Get the recipe for Black Bean Dipping Sauce With Maple Syrup »

Sweet Soy-Garlic Dipping Sauce

J. Kenji López-Alt

While this sauce is meant for fried chicken, it'd be at home on a grilled bird too. It's made with a base of soy sauce, rice wine vinegar, and sugar and flavored with garlic, scallions, cilantro, and toasted sesame seed oil.

Get the recipe for Sweet Soy-Garlic Dipping Sauce »

Guasacaca (Avocado Salsa)

Joshua Bousel

Guacamole's tangier cousin, guasacaca is a Venezuelan dip made with avocados, vinegar, and a variety of other ingredients. Our version is made with onion, bell pepper, cilantro, parsley, jalapeño, garlic, and lime juice. We keep the texture thick enough to scoop up with a chip but thin enough to use as a sauce.

Get the recipe for Guasacaca (Avocado Salsa) »

Barbecue Ketchup

Joshua Bousel

This dip takes inspiration from Kansas City barbecue sauce, mixing ketchup with brown sugar, apple cider vinegar, barbecue rub, and more. The result is sweet, tangy, and a little spicy, but not strong enough to overpower the meat or vegetables you dip into it.

Get the recipe for Barbecue Ketchup »

Thai-Style Sweet Chili Dipping Sauce

J. Kenji López-Alt

I saved one of the best for last—this sweet, spicy, savory dipping sauce will steal the show at your next cookout. The recipe is a fairly simple mix of fish sauce, vinegar, lime juice, sugar, garlic, and tons of Thai bird chilies, but those few ingredients turn into something magical.

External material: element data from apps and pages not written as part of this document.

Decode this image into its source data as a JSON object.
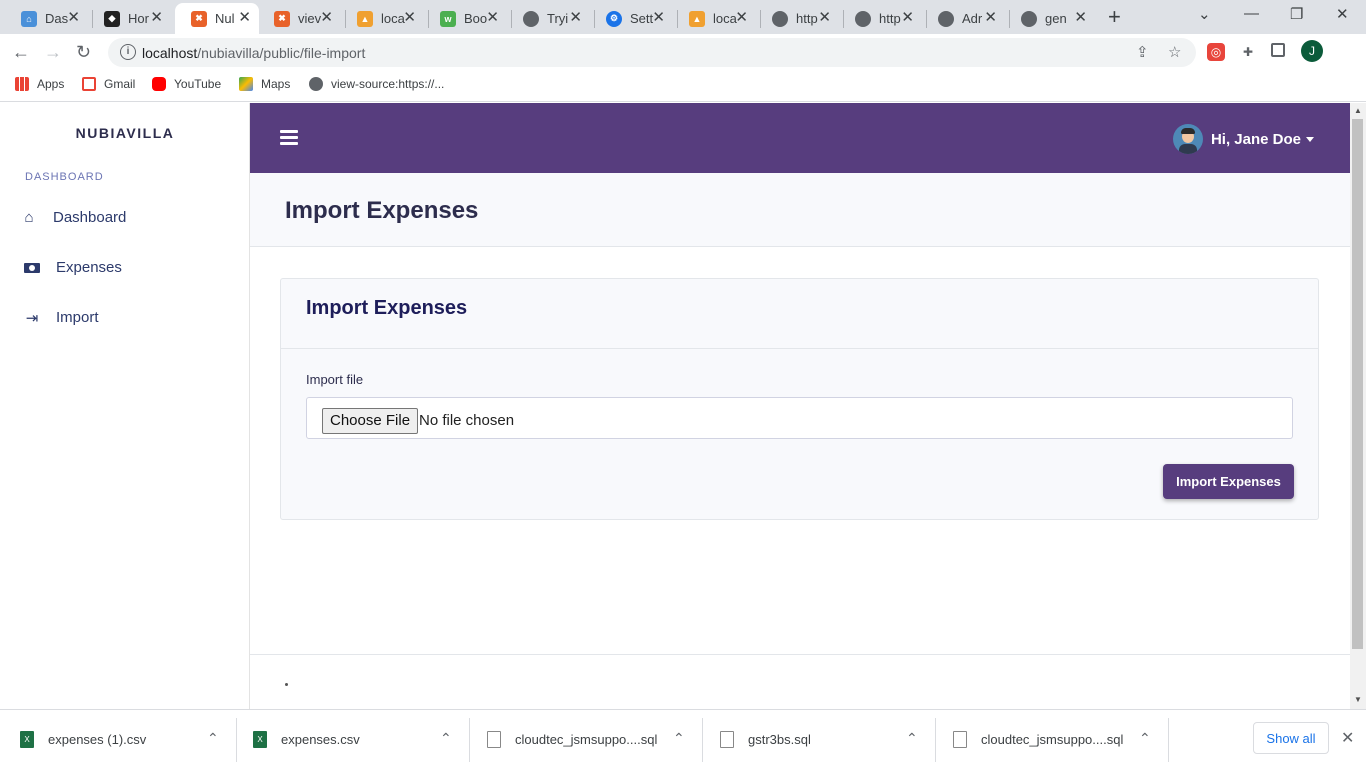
{
  "browser": {
    "tabs": [
      {
        "title": "Das",
        "icon": "home-icon",
        "color": "#4a90d9"
      },
      {
        "title": "Hor",
        "icon": "shield-icon",
        "color": "#222222"
      },
      {
        "title": "Nul",
        "icon": "xampp-icon",
        "color": "#e8622a",
        "active": true
      },
      {
        "title": "viev",
        "icon": "xampp-icon",
        "color": "#e8622a"
      },
      {
        "title": "loca",
        "icon": "phpmyadmin-icon",
        "color": "#f0a030"
      },
      {
        "title": "Boo",
        "icon": "w3schools-icon",
        "color": "#4caf50"
      },
      {
        "title": "Tryi",
        "icon": "globe-icon",
        "color": "#5f6368"
      },
      {
        "title": "Sett",
        "icon": "gear-icon",
        "color": "#1a73e8"
      },
      {
        "title": "loca",
        "icon": "phpmyadmin-icon",
        "color": "#f0a030"
      },
      {
        "title": "http",
        "icon": "globe-icon",
        "color": "#5f6368"
      },
      {
        "title": "http",
        "icon": "globe-icon",
        "color": "#5f6368"
      },
      {
        "title": "Adr",
        "icon": "globe-icon",
        "color": "#5f6368"
      },
      {
        "title": "gen",
        "icon": "globe-icon",
        "color": "#5f6368"
      }
    ],
    "url_host": "localhost",
    "url_path": "/nubiavilla/public/file-import",
    "profile_initial": "J",
    "bookmarks": [
      {
        "label": "Apps",
        "icon": "apps-grid-icon"
      },
      {
        "label": "Gmail",
        "icon": "gmail-icon"
      },
      {
        "label": "YouTube",
        "icon": "youtube-icon"
      },
      {
        "label": "Maps",
        "icon": "maps-icon"
      },
      {
        "label": "view-source:https://...",
        "icon": "globe-icon"
      }
    ]
  },
  "app": {
    "brand": "NUBIAVILLA",
    "sidebar_heading": "DASHBOARD",
    "nav": [
      {
        "label": "Dashboard",
        "icon": "home-icon"
      },
      {
        "label": "Expenses",
        "icon": "money-icon"
      },
      {
        "label": "Import",
        "icon": "file-import-icon"
      }
    ],
    "user_greeting": "Hi, Jane Doe",
    "page_title": "Import Expenses",
    "card_title": "Import Expenses",
    "field_label": "Import file",
    "choose_file_label": "Choose File",
    "no_file_text": "No file chosen",
    "submit_label": "Import Expenses",
    "accent_color": "#573d7e"
  },
  "downloads": {
    "items": [
      {
        "name": "expenses (1).csv",
        "type": "xls"
      },
      {
        "name": "expenses.csv",
        "type": "xls"
      },
      {
        "name": "cloudtec_jsmsuppo....sql",
        "type": "doc"
      },
      {
        "name": "gstr3bs.sql",
        "type": "doc"
      },
      {
        "name": "cloudtec_jsmsuppo....sql",
        "type": "doc"
      }
    ],
    "show_all_label": "Show all"
  }
}
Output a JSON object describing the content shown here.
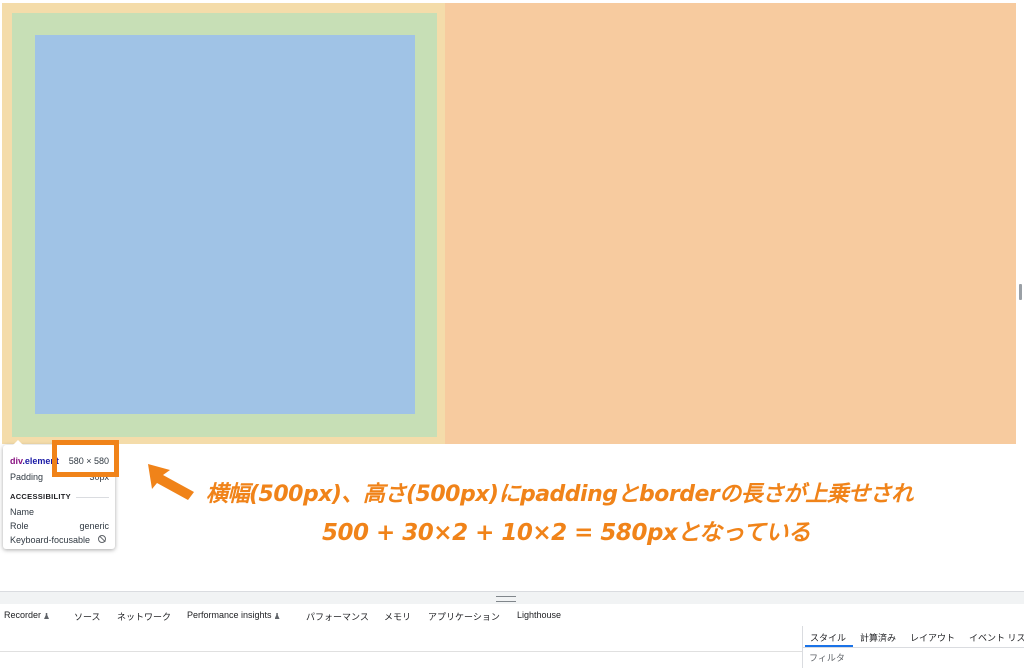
{
  "tooltip": {
    "tag": "div",
    "class": ".element",
    "dimensions": "580 × 580",
    "padding_label": "Padding",
    "padding_value": "30px",
    "accessibility_heading": "ACCESSIBILITY",
    "name_label": "Name",
    "role_label": "Role",
    "role_value": "generic",
    "keyboard_label": "Keyboard-focusable",
    "keyboard_icon": "not-allowed-icon"
  },
  "annotation": {
    "line1": "横幅(500px)、高さ(500px)にpaddingとborderの長さが上乗せされ",
    "line2": "500 + 30×2 + 10×2 = 580pxとなっている",
    "color": "#f08319"
  },
  "devtools": {
    "tabs": [
      {
        "label": "Recorder",
        "experimental": true
      },
      {
        "label": "ソース"
      },
      {
        "label": "ネットワーク"
      },
      {
        "label": "Performance insights",
        "experimental": true
      },
      {
        "label": "パフォーマンス"
      },
      {
        "label": "メモリ"
      },
      {
        "label": "アプリケーション"
      },
      {
        "label": "Lighthouse"
      }
    ],
    "side_tabs": [
      {
        "label": "スタイル",
        "active": true
      },
      {
        "label": "計算済み"
      },
      {
        "label": "レイアウト"
      },
      {
        "label": "イベント リスナー"
      }
    ],
    "filter_placeholder": "フィルタ"
  },
  "colors": {
    "margin": "#f7cb9f",
    "border": "#f4dcaa",
    "padding": "#c7dfb6",
    "content": "#a0c3e6",
    "accent": "#1a73e8"
  }
}
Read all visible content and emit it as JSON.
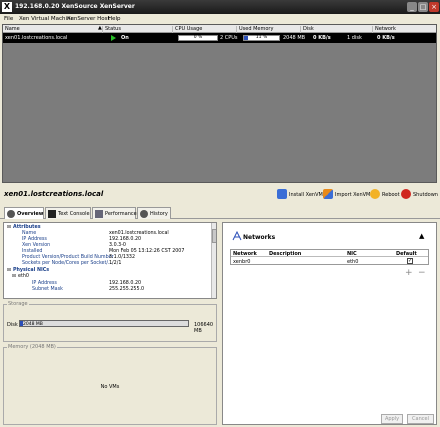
{
  "window": {
    "title": "192.168.0.20 XenSource XenServer"
  },
  "menu": [
    "File",
    "Xen Virtual Machine",
    "XenServer Host",
    "Help"
  ],
  "vm_list": {
    "columns": [
      "Name",
      "Status",
      "CPU Usage",
      "Used Memory",
      "Disk",
      "Network"
    ],
    "rows": [
      {
        "name": "xen01.lostcreations.local",
        "status": "On",
        "cpu_pct": "0 %",
        "cpu_count": "2 CPUs",
        "mem_pct": "11 %",
        "mem_total": "2048 MB",
        "disk_rate": "0 KB/s",
        "disk_count": "1 disk",
        "net_rate": "0 KB/s",
        "cpu_fraction": 0.0,
        "mem_fraction": 0.11
      }
    ]
  },
  "selected_host": "xen01.lostcreations.local",
  "actions": [
    "Install XenVM",
    "Import XenVM",
    "Reboot",
    "Shutdown"
  ],
  "tabs": [
    "Overview",
    "Text Console",
    "Performance",
    "History"
  ],
  "attributes": [
    {
      "type": "section",
      "label": "Attributes"
    },
    {
      "key": "Name",
      "value": "xen01.lostcreations.local"
    },
    {
      "key": "IP Address",
      "value": "192.168.0.20"
    },
    {
      "key": "Xen Version",
      "value": "3.0.3-0"
    },
    {
      "key": "Installed",
      "value": "Mon Feb 05 13:12:26 CST 2007"
    },
    {
      "key": "Product Version/Product Build Number",
      "value": "3.1.0/1332"
    },
    {
      "key": "Sockets per Node/Cores per Socket/...",
      "value": "1/2/1"
    },
    {
      "type": "section",
      "label": "Physical NICs"
    },
    {
      "type": "sub",
      "label": "eth0"
    },
    {
      "key": "IP Address",
      "value": "192.168.0.20"
    },
    {
      "key": "Subnet Mask",
      "value": "255.255.255.0"
    }
  ],
  "storage": {
    "title": "Storage",
    "disk_label": "Disk",
    "used": "2048 MB",
    "total": "106640 MB",
    "used_fraction": 0.019
  },
  "memory": {
    "title": "Memory (2048 MB)",
    "empty_text": "No VMs"
  },
  "networks": {
    "title": "Networks",
    "columns": [
      "Network",
      "Description",
      "NIC",
      "Default"
    ],
    "rows": [
      {
        "network": "xenbr0",
        "description": "",
        "nic": "eth0",
        "default": true
      }
    ],
    "add": "+",
    "remove": "−",
    "apply": "Apply",
    "cancel": "Cancel"
  },
  "colors": {
    "accent": "#2b4fb8",
    "on": "#28c028",
    "titlebar": "#1a1a1a"
  }
}
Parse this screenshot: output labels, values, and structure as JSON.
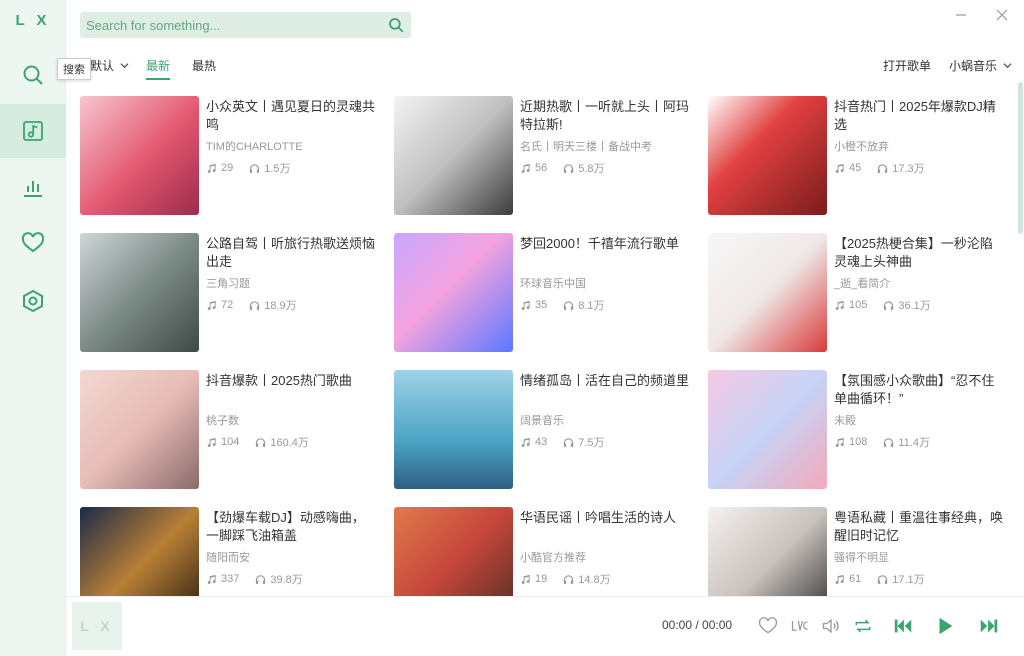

Get the recipe for Thai-Style Sweet Chili Dipping Sauce »